The Sunday Times Travel Magazine’s top country to visit in 2019, Costa Rica is a tropical paradise that is superbly set up for the visiting birdwatcher. A plethora of ecolodges in and around protected areas make for a comfortable and exciting bird watching holiday destination. Expect to be deafened by the song of Three-wattled Bellbird in the highlands, to be amazed by dancing firecrackers called manakins, and to search for the rare Mangrove Hummingbird on the Pacific coast. You’ll be smiling all the time, of course: Costa Rica regularly tops the Happy Planet Index, which measures how countries are doing at living long, happy and sustainable lives. Read More: 13 Species of Hummingbirds to Spot on a Trip to Central and South America
9. Chilean Patagonia
Photo Credit: Claudio F Vidal – Far South Expeditions – Torres del Paine National Park, Chilean Patagonia
In 2018, the Chilean government expanded the country’s national park system by an area almost the size of Switzerland. A large proportion of the land newly safeguarded lies amid Patagonia’s stunning scenery – with its year-round snowcaps, searing canyons and glaciated fjords. The birding sites here are fantastic too. Gasp at the might of an Andean condor, with its 3-metre-long wingspan. Search for Magellanic Plover, a shorebird so strange that it has no close relatives. Follow the route of Charles Darwin along the Beagle Channel to visit colonies of King and Magellanic penguins. And gasp at the world’s southernmost-living hummingbird and parrot.
Are you interested in a bird watching holiday?
Check out our complete list of local wildlife specialists to discover some of the best bird watching holidays in the world.
James Lowen is a nature and travel writer.

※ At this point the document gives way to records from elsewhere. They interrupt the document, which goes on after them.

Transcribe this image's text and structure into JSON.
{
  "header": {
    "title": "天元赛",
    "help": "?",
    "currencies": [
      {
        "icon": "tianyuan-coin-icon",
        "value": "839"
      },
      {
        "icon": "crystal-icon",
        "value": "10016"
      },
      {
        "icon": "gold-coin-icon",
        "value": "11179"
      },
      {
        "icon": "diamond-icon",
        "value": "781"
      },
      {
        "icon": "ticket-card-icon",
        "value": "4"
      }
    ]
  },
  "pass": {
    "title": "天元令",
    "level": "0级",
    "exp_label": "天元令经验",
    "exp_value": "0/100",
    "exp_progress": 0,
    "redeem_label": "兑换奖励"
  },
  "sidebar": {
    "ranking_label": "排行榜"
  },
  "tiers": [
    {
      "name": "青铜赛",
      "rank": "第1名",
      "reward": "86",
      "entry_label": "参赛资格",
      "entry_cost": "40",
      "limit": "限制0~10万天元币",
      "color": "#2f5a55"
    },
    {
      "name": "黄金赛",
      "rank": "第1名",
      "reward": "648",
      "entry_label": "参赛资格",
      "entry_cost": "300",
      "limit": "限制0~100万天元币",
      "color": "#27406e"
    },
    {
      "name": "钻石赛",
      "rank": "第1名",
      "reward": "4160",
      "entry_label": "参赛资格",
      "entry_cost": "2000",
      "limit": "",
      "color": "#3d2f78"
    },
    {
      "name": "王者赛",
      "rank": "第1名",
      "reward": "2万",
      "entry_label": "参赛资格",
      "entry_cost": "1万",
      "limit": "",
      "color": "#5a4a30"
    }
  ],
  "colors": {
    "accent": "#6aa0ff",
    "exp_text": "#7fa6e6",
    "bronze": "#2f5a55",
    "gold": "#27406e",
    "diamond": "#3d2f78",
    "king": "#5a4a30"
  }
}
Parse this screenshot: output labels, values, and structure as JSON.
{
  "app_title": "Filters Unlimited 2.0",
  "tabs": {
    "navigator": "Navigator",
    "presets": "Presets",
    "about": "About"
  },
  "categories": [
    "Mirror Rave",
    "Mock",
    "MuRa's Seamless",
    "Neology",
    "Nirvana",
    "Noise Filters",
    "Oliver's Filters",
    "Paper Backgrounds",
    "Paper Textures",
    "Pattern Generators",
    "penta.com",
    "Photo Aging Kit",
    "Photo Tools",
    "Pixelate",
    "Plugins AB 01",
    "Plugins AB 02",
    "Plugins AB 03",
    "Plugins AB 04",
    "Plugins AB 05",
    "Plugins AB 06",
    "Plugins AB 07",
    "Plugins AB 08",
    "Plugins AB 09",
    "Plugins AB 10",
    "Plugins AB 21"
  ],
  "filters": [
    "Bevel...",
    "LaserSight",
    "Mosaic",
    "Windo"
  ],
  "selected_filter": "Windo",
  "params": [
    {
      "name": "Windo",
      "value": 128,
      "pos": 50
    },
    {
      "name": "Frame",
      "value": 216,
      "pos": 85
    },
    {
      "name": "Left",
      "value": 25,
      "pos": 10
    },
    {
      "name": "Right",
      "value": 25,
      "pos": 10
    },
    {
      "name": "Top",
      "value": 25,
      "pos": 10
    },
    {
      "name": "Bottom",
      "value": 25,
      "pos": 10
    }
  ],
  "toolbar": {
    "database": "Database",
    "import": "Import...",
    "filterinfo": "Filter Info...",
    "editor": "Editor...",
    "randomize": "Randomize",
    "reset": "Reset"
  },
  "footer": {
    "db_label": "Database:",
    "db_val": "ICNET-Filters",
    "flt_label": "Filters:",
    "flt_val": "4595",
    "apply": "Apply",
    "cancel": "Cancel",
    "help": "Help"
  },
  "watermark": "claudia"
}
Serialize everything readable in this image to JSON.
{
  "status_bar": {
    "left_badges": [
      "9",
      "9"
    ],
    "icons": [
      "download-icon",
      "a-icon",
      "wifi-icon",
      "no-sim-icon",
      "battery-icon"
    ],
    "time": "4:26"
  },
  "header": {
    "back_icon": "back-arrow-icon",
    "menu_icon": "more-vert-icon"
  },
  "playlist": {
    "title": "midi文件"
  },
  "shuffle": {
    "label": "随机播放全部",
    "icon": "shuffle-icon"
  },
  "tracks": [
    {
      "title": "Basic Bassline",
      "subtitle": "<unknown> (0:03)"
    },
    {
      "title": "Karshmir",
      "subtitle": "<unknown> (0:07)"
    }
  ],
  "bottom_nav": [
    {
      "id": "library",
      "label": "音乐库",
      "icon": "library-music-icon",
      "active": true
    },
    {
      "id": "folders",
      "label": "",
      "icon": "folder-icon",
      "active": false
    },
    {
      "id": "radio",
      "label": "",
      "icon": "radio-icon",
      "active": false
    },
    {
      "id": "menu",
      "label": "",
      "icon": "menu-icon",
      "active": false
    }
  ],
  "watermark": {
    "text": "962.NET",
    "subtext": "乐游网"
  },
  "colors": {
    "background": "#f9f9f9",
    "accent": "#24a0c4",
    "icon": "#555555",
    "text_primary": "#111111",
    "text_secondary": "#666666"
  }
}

Recent books include 52 European Wildlife Weekends (published by Bradt Travel Guides), which won the Adele Evans Award for Travel Guidebook of 2018, and Birds of Spain(Bloomsbury). His work also appears regularly in magazines such as BBC Wildlife and Bird Watching plus newspapers such as The Telegraph. James blogs at http://jameslowen.com and is on Twitter and Instagram as @JLowenWildlife